SMBO 2015 – 24

Hello Stalkers! Welcome to issue number twenty-four of Stalking Mike Blair Outdoors. As promised, a brand new interview with Mike Blair himself! His last interview focused on how he started in this area and his writing. This interview we focused more on the photography and his process.

SMBO: About how many hours a week do you spend outside?

Blair: On the average day, I spend about 8 hours filming or scouting, broken up into two or racoon 3three segments. I usually get out first thing in the morning, and then late evening at sundown, when wildlife normally moves best. Noon is the worst time – I usually avoid the hours of 11:00 a.m. till about 3:00 p.m.

SMBO: Can you tell us about some of the equipment you use?

Blair: I shoot a Canon XHA1 camcorder with shotgun mic for my primary stuff.  After that, I use a variety of Panasonic small camcorders, particularly the HCV-750. Half the time I look for a ball bat with which to knock this camera out of the state, and the other times I want to buy it an ice cream cone. It’s got lousy manual focus abilities, and no viewfinder, so everything has to be shot via its LCD screen held at arm’s length. I hate that! But on the other hand, it shoots tremendous HD footage and has a magic extra – a slow motion function that I use probably 65 percent of its shooting time. When everything is right, the footage is special. So I keep using (and cussing) the danged thing.

I shoot a Nikon D300 for still photography, employing some highly-expensive, old lenses I unknown 27bought back in the early 80s. These make excellent wildlife photos. I use a variety of tripods nearly always when shooting stills or video. For “normal” small cameras, my favorite tripod is the Benbo Trekker, which allows shots from any angle from ground level to about six feet high. Few tripods do this

A note: In 35 years as a professional nature photographer, I’ve never especially attempted to use “pro” gear. Most of my cameras are mid-point consumer models, and I get along with them just fine. Subject knowledge always trumps equipment.

SMBO: What equipment do you take every time and what do you take only when expecting to need it?

Blair: My truck is packed with everything from extension poles to duct tape to rope and wire. I carry saws, pruners, tarps, camouflage, tripods, electronic game callers, batteries, and a variety of stuff for all situations in case I need it. So I usually have everything with me, including spare cameras. But on an average, I grab a single camera with extra batteries and head out prospecting. Sometimes I also take a GoPro camera for unusual or underwater shots. If I’m on a shooting trip, I add about four or five more camcorders and their support bags. It gets crowded.

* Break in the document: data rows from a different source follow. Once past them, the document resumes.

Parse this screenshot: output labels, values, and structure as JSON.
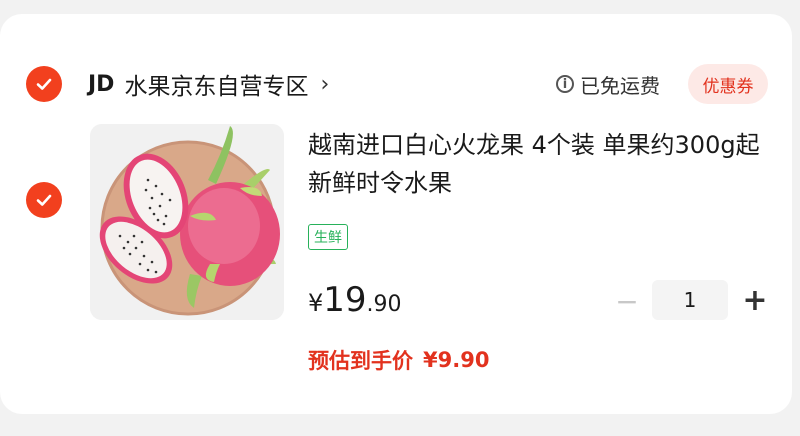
{
  "store": {
    "logo": "JD",
    "name": "水果京东自营专区",
    "chevron": "›",
    "shipping_text": "已免运费",
    "coupon_label": "优惠券"
  },
  "product": {
    "title": "越南进口白心火龙果 4个装 单果约300g起 新鲜时令水果",
    "tag": "生鲜",
    "price_currency": "¥",
    "price_integer": "19",
    "price_decimal": ".90",
    "quantity": "1",
    "estimate_label": "预估到手价",
    "estimate_price": "¥9.90",
    "image_icon": "dragon-fruit-image"
  },
  "icons": {
    "check": "check-icon",
    "info": "info-icon",
    "minus": "minus-icon",
    "plus": "plus-icon",
    "minus_glyph": "−",
    "plus_glyph": "+",
    "info_glyph": "i"
  },
  "colors": {
    "accent": "#f2401e",
    "price_red": "#e2321e",
    "fresh_green": "#27b15a",
    "coupon_bg": "#fde9e6"
  }
}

SMBO: What are some unexpected hurdles you’ve faced when outside?

Blair: The most common is a sudden change to nesting or feeding habitat. I’ll find a great setup bluebird 2and plan to come back tomorrow. Then suddenly, the habitat is mowed, the nest has been rifled by a predator, etc. Because of this, I’ve learned to ALWAYS take some insurance shots upon first discovery of a great subject, even in bad lighting. Too often, chances are lost through crazy events before you can get back.

SMBO: How long does it take you to put together one of your video blog clips?

Blair: The clips average about 90 seconds. To write and produce them from edited film takes about 45 minutes.

SMBO: How do you decide where you’re going to go?

Blair:  Partly by seasonal timing and knowledge of expected events. For instance, wildflowers bloom in an orderly progression, birds nest at expected times, fawns are dropped at expected times, and so on. So I look for particular subjects at certain times, and I’m always finding new habitats and areas in which to search. The rest is just blowing in the wind.

SMBO: What resources do you use to research wildlife?+42

Blair: Nowadays, mostly the Internet. But I’ve got lots of outdoors reference books I use, and I refer often to my field notes and journal entries to remind me of key things when planning to work on a species.

SMBO: How often do you come across wildlife you are unfamiliar with?

Blair:  It’s pretty uncommon to find something I’ve never seen before, since I’ve been outside my whole life. But it happens. Last fall while dove hunting in Barber County, I filmed a Crested Caracara, only the second time this bird has been recorded in Kansas. I’d never seen one, but I knew what it was from bird books. Also, in the insect world, I often see new species I’m not familiar with.

SMBO: Do you have any tips for people who want to find more wildlife while outside?

Blair: The biggest thing? Be out there all the time. But there are some tricks to help view and photograph wildlife. I’ve got a video Udemy course that condenses a lifetime of thesequivera 1 for serious enthusiasts. Check it out here at https://www.udemy.com/wildlife-photography-how-to-get-close/

So there you have it Stalkers. Do you have any more questions for Blair? If you’re curious, just ask! Leave your question here or on our Facebook page for us. We’ll add your question to our next exclusive Mike Blair interview!